Your task
In the material below, find each line with the word "constraints" and list it.

Records supplied
--------
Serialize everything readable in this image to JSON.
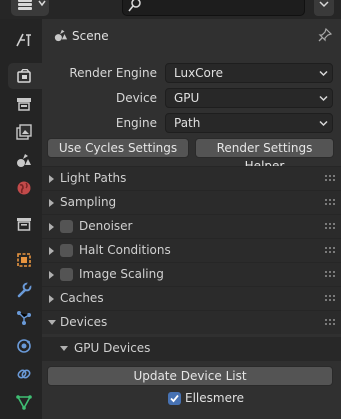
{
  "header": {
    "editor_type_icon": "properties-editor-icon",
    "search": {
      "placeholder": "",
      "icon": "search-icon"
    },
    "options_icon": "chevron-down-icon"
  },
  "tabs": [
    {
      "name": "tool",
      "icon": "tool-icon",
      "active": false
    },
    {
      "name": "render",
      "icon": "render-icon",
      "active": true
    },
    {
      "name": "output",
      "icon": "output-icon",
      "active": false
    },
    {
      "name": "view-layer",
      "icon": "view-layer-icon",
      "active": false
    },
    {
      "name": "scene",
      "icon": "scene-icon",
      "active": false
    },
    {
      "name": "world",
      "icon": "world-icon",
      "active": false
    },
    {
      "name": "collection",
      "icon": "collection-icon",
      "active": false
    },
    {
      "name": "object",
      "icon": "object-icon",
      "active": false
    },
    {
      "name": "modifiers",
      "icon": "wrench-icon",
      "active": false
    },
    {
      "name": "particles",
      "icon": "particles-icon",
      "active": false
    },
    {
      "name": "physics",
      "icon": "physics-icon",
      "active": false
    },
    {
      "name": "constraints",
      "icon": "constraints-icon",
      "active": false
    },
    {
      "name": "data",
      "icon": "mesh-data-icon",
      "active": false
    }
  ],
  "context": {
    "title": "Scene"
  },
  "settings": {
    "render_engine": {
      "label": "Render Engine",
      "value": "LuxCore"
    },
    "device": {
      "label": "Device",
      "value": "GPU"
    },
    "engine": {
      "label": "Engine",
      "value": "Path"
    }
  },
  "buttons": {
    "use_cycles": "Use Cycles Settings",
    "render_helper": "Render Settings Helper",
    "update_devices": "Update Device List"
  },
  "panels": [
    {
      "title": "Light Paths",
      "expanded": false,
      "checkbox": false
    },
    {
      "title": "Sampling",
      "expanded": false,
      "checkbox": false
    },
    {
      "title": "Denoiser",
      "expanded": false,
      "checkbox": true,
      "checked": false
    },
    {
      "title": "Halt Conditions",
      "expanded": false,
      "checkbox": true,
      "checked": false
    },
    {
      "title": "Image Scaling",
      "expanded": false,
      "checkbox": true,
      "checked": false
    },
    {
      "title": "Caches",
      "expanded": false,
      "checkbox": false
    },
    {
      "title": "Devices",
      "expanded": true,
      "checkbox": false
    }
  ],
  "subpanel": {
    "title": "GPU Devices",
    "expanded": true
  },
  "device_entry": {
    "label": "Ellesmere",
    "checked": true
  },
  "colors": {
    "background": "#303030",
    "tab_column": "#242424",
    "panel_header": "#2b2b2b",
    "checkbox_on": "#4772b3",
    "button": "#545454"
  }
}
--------
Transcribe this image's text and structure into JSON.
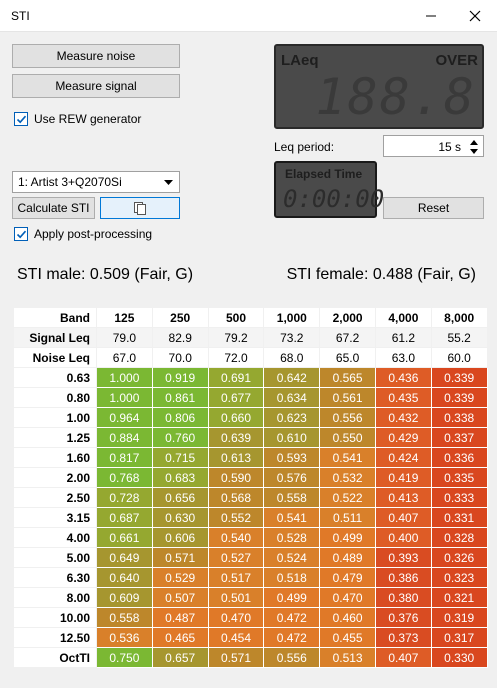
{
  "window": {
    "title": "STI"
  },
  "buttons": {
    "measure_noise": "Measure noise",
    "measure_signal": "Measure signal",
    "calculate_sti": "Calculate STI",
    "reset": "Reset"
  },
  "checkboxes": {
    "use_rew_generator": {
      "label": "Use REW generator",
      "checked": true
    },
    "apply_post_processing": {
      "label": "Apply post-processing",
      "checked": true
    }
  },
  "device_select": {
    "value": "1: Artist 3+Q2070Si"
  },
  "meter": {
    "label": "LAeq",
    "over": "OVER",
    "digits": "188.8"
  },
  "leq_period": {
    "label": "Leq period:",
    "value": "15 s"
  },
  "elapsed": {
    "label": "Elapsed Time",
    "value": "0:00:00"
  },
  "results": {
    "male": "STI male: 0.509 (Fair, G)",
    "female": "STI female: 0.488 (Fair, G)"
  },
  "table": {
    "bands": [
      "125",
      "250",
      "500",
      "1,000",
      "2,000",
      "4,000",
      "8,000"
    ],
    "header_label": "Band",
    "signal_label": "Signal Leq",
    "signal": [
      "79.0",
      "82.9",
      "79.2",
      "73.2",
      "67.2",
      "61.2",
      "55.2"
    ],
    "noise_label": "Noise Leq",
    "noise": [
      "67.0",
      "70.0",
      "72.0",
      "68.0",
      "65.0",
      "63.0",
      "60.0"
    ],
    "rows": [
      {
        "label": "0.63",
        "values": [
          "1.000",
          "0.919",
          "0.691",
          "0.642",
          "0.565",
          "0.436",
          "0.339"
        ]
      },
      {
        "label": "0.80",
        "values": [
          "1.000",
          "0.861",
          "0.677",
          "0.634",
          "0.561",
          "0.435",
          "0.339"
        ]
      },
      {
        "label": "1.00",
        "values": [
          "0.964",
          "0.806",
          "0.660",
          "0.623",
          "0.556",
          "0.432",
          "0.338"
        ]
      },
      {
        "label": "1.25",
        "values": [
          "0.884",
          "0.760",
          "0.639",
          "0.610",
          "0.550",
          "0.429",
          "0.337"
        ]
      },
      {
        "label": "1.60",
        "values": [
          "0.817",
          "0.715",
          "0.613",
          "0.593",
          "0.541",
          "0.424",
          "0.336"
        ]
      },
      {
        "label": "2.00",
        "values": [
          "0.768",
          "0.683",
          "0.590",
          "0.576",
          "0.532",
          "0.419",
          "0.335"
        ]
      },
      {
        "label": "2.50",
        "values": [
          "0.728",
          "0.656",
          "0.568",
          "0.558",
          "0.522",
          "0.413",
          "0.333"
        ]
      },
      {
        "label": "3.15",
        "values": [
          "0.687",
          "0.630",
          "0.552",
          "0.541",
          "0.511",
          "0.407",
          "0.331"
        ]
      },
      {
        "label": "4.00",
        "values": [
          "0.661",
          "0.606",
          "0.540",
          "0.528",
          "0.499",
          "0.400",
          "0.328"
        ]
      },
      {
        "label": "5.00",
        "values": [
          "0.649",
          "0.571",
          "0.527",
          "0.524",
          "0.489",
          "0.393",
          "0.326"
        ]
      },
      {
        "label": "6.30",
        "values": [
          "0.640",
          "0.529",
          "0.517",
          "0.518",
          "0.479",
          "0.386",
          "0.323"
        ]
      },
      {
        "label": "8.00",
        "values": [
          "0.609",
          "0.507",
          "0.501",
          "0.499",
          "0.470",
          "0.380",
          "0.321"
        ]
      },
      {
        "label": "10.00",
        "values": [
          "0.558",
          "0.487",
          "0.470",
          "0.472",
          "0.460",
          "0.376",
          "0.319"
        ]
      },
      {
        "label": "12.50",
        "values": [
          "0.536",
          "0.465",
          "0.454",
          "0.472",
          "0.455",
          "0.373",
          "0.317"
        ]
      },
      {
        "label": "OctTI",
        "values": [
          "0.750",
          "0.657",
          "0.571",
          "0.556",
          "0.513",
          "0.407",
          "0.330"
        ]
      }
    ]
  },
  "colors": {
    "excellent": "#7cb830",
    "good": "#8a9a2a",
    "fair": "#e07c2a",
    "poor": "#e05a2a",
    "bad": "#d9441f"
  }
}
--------
Worked solution
      "name": "constraints",
      "icon": "constraints-icon",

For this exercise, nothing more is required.